Applying the Golden Circle to Content Marketing Strategy
“People don’t buy what you do, they buy why you do it.” – Simon Sinek, author, speaker, and consultant
At a recent Knoxville American Marketing Association meeting I was reminded of Simon Sinek’s Golden Circle concept on how great leaders inspire action. In short, his message is this: “Every organization on the planet knows WHAT they do and HOW they do it, but very few organizations know WHY they do what they do. What’s your purpose, your cause, why should anyone care? Always build your story from the inside out, starting with the WHY.”
As B2B marketers with content always on the brain, it’s a reminder that the success of the content we produce hinges on the WHY. It’s the key to effective storytelling, and as a result, it’s what ultimately leads to a successful business transaction. It’s easy to fall into the habit of defining services and products, but not truly getting to the heart of the matter.
As Simon says: the answer to the why is NOT to make money. The why is not to be on the Fortune 500 list.
Here’s the example he gives for traditional marketing versus WHY marketing. I could paraphrase this, but I probably wouldn’t do his words justice:
“If Apple were like everyone else, a marketing message from them may sound like this: We make great computers. They are beautifully designed, simple to use, and user friendly. Want to buy one?
Here’s how Apple actually communicates – Everything we do, we believe in challenging the status quo, we believe in thinking differently. The way we challenge the status quo is by making our products beautifully designed, simple to use, and user friendly. We just happen to make great computers. Want to buy one?”
What a beautiful illustration of marketing that moves, that inspires, that calls us to action. What a wake up call to take a look at our content and messaging to ensure it all traces back to the root of why our company does what it does.
Here are a couple ways you (and I) can check to see if your company’s content marketing is from the “inside out:”
1. Do you have passion and buy-in from the employees, your subject-matter experts?
If employees are passionate about the brand and have a clear vision of the WHY, it will exude from them and it will most definitely show up in their writing (or in a podcast or speaking event, for that matter). When calling on an employee to contribute a white paper, blog, article, you name it – is it a bland piece just describing a process or does it work to solve a problem for your customer?
Key takeaway: If you’re unsure whether your staff knows the WHY of your company, do a brief internal survey. The results may come back to tell you it’s time to reinvigorate the company manifesto.
2. How’s your customer engagement?
How are customers responding to your content? It’s in the data. Look into how long a visitor stays on your blog page, and how frequently visitors are returning before they actually make a purchase or contact you. These stats will give you insight into what’s working. If a piece of content doesn’t have the online interaction you’re looking for, perhaps run it through the ‘WHY’ lens to see if it’s hitting the mark.

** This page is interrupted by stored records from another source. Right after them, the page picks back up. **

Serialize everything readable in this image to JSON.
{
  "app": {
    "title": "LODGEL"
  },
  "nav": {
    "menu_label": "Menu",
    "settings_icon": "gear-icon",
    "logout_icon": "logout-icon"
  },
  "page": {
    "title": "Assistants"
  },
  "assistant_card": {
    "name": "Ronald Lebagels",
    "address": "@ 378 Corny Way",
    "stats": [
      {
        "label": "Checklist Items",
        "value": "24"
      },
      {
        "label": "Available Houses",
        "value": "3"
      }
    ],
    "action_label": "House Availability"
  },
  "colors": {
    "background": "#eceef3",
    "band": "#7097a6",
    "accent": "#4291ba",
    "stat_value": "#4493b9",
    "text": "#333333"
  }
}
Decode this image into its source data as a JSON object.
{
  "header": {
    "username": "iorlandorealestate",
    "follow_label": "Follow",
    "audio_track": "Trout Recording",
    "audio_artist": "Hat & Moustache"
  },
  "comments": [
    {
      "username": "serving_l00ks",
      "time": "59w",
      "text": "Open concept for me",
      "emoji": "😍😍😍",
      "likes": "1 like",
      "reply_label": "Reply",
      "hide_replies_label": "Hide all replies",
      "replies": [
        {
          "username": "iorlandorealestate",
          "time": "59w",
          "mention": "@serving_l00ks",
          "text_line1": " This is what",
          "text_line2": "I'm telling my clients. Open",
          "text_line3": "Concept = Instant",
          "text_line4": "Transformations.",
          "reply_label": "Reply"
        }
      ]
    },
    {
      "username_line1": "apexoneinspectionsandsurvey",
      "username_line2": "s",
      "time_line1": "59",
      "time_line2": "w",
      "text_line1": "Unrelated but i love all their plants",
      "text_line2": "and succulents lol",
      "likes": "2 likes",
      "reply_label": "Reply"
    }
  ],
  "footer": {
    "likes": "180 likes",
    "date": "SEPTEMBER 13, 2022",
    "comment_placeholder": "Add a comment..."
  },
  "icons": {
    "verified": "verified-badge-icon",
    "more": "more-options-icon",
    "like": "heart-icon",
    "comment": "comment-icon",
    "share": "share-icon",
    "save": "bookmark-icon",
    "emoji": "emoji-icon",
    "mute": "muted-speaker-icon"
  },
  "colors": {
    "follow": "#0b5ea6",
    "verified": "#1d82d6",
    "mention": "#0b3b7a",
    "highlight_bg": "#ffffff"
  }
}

Key takeaway: As marketers, sometimes we’re just too close to the content to gauge whether it’s communicating from the inside out. If so, hand the website copy or that piece of collateral to a couple of industry colleagues not associated with your company, and ask them what they see. Ask them to be honest, brutally so, if necessary.
Here’s one last quote from Simon to mull over: “Communicating from the outside in doesn’t drive behavior.” Analyze your content marketing outputs and ask yourself, does it answer the one simple question of WHY? If you can’t answer “yes,” maybe it’s time for a reset. And if you need further inspiration, I encourage you to carve a bit of time out of your day to watch Simon’s 2009 Ted Talk – it’s all the inspiration you’ll need.
For more on content marketing, check out my colleague Rachel DeFrank’s blog post on Four Tricks for Your Content Marketing Strategy.